- Exercise data -
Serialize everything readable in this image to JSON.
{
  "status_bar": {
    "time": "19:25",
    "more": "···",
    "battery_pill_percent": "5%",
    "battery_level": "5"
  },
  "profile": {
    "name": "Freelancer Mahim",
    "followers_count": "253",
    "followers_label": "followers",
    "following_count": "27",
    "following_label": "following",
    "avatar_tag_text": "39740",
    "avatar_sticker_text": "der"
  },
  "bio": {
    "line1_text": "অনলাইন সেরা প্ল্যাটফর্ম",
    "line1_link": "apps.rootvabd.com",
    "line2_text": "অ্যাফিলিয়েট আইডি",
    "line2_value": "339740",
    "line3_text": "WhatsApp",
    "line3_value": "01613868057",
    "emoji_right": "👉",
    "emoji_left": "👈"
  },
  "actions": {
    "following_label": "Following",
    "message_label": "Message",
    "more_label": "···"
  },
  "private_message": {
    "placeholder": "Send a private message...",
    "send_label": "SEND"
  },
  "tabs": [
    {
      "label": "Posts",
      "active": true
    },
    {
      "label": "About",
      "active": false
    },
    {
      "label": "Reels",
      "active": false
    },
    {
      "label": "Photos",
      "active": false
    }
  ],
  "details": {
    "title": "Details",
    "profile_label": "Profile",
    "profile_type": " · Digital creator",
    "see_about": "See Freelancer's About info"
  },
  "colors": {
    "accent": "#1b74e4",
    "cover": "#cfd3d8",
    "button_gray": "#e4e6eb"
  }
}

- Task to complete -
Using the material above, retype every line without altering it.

- Response for this exercise -
Serialize everything readable in this image to JSON.
{
  "status_bar": {
    "time": "19:25",
    "more": "···",
    "battery_pill_percent": "5%",
    "battery_level": "5"
  },
  "profile": {
    "name": "Freelancer Mahim",
    "followers_count": "253",
    "followers_label": "followers",
    "following_count": "27",
    "following_label": "following",
    "avatar_tag_text": "39740",
    "avatar_sticker_text": "der"
  },
  "bio": {
    "line1_text": "অনলাইন সেরা প্ল্যাটফর্ম",
    "line1_link": "apps.rootvabd.com",
    "line2_text": "অ্যাফিলিয়েট আইডি",
    "line2_value": "339740",
    "line3_text": "WhatsApp",
    "line3_value": "01613868057",
    "emoji_right": "👉",
    "emoji_left": "👈"
  },
  "actions": {
    "following_label": "Following",
    "message_label": "Message",
    "more_label": "···"
  },
  "private_message": {
    "placeholder": "Send a private message...",
    "send_label": "SEND"
  },
  "tabs": [
    {
      "label": "Posts",
      "active": true
    },
    {
      "label": "About",
      "active": false
    },
    {
      "label": "Reels",
      "active": false
    },
    {
      "label": "Photos",
      "active": false
    }
  ],
  "details": {
    "title": "Details",
    "profile_label": "Profile",
    "profile_type": " · Digital creator",
    "see_about": "See Freelancer's About info"
  },
  "colors": {
    "accent": "#1b74e4",
    "cover": "#cfd3d8",
    "button_gray": "#e4e6eb"
  }
}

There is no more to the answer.